• _Exercise_: Everything from the line containing "Read all visible content and emit it as JSON." through the last line of the records below should be printed exactly, please, and nothing else.

◇ ◇ ◇ ◇

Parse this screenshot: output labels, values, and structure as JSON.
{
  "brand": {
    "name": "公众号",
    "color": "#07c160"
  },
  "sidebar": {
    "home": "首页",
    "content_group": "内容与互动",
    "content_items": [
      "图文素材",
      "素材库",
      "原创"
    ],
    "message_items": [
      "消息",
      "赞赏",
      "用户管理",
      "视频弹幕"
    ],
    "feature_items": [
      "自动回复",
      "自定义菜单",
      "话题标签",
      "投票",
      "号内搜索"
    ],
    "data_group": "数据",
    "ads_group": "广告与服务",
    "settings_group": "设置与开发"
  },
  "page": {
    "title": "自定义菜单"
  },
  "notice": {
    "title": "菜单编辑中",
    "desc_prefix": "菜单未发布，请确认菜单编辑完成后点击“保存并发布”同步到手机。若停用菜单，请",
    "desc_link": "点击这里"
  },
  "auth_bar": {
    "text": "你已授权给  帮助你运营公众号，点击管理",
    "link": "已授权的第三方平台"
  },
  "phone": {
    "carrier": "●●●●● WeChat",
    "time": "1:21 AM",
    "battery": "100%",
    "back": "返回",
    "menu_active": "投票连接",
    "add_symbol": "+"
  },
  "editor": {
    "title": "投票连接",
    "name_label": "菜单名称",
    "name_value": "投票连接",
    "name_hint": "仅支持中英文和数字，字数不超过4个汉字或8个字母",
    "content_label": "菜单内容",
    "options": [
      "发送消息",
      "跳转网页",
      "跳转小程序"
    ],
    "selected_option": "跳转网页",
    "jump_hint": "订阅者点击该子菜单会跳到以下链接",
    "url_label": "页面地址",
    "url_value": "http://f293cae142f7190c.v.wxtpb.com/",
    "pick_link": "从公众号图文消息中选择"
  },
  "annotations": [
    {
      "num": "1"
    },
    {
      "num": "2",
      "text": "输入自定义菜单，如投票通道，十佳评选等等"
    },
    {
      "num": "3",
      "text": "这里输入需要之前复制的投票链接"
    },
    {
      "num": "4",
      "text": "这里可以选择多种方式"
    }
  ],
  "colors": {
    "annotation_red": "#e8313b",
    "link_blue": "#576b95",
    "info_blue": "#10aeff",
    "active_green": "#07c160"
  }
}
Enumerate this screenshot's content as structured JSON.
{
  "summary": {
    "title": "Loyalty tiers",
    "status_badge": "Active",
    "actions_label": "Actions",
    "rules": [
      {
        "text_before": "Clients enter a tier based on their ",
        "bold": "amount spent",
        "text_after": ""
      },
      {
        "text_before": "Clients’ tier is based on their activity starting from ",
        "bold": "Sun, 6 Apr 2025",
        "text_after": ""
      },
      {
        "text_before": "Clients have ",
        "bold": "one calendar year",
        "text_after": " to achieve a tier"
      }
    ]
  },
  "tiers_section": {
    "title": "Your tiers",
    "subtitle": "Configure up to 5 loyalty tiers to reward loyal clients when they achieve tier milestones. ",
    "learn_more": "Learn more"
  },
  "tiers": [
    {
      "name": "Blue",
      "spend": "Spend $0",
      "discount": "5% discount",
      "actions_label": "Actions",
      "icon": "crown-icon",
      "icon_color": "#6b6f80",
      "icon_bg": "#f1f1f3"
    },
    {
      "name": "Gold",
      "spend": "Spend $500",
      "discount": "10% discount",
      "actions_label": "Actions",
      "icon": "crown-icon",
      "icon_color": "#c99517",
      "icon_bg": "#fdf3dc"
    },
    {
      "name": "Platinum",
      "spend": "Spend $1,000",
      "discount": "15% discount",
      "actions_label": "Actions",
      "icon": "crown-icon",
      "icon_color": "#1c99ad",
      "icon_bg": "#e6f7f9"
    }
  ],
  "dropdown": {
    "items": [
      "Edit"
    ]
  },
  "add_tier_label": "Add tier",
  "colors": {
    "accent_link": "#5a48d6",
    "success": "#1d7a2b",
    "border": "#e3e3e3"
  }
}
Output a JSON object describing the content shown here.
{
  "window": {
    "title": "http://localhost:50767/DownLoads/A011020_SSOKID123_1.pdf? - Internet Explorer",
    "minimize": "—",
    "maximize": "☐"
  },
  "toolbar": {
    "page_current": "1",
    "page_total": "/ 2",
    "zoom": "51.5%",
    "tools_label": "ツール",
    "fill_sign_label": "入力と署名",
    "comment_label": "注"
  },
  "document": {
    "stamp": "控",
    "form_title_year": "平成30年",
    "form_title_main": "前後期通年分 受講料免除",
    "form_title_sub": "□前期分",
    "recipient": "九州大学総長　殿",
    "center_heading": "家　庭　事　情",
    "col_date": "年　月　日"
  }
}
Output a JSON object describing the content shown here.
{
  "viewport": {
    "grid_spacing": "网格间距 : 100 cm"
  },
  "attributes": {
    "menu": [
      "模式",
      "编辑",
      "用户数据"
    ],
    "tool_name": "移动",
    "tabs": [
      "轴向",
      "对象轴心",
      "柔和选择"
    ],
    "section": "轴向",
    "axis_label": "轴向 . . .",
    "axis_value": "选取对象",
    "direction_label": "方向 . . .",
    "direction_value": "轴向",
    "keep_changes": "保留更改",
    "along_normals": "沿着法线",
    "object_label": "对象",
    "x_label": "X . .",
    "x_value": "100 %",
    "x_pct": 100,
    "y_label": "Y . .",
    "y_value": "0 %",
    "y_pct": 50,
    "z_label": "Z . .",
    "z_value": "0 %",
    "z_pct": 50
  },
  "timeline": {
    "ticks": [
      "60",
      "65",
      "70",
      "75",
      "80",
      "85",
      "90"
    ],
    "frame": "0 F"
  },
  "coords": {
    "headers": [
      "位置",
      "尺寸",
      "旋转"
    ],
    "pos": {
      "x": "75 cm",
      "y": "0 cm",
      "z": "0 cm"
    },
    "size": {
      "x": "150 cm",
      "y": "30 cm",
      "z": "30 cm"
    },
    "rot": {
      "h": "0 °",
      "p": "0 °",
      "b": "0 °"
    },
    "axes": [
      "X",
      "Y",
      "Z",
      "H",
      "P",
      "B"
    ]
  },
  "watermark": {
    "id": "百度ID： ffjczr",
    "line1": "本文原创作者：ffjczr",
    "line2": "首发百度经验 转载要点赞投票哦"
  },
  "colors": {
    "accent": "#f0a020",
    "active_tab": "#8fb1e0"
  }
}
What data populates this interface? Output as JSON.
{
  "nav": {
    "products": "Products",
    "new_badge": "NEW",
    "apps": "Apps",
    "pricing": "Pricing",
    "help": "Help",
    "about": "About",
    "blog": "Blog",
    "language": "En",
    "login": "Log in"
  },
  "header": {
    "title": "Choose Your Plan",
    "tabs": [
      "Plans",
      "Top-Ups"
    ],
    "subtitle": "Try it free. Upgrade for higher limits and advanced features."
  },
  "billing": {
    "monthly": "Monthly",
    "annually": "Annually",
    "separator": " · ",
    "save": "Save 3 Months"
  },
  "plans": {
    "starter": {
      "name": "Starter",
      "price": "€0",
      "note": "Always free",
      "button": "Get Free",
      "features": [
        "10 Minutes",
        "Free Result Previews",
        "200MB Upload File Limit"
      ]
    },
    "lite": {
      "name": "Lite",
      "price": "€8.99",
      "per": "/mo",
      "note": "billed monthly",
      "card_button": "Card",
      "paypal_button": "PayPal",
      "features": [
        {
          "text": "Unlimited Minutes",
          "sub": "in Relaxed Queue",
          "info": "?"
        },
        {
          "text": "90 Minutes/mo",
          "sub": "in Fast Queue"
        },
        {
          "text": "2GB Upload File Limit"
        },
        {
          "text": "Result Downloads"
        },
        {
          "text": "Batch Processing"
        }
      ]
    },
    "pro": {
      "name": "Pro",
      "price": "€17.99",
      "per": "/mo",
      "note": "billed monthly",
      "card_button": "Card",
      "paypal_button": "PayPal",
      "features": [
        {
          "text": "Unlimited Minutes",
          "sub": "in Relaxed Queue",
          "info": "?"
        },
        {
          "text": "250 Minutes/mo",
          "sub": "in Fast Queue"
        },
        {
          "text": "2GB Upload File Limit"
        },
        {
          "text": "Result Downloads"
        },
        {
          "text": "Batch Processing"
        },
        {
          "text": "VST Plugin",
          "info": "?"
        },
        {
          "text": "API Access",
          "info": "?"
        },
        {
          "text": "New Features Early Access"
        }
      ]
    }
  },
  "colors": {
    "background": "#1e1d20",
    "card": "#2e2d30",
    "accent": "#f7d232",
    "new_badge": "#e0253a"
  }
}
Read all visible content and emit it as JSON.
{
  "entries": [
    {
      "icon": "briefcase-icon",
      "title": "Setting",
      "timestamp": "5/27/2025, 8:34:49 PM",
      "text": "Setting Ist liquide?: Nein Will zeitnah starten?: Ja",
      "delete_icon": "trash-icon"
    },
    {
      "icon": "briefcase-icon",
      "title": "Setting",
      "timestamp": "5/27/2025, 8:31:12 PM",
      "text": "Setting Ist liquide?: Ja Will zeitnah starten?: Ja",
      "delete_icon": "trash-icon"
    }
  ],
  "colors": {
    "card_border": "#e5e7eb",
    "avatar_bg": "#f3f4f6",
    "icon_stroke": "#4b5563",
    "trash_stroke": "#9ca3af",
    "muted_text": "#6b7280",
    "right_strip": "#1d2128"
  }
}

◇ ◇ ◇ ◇

• _Answer for this exercise_:
Read all visible content and emit it as JSON.
{
  "entries": [
    {
      "icon": "briefcase-icon",
      "title": "Setting",
      "timestamp": "5/27/2025, 8:34:49 PM",
      "text": "Setting Ist liquide?: Nein Will zeitnah starten?: Ja",
      "delete_icon": "trash-icon"
    },
    {
      "icon": "briefcase-icon",
      "title": "Setting",
      "timestamp": "5/27/2025, 8:31:12 PM",
      "text": "Setting Ist liquide?: Ja Will zeitnah starten?: Ja",
      "delete_icon": "trash-icon"
    }
  ],
  "colors": {
    "card_border": "#e5e7eb",
    "avatar_bg": "#f3f4f6",
    "icon_stroke": "#4b5563",
    "trash_stroke": "#9ca3af",
    "muted_text": "#6b7280",
    "right_strip": "#1d2128"
  }
}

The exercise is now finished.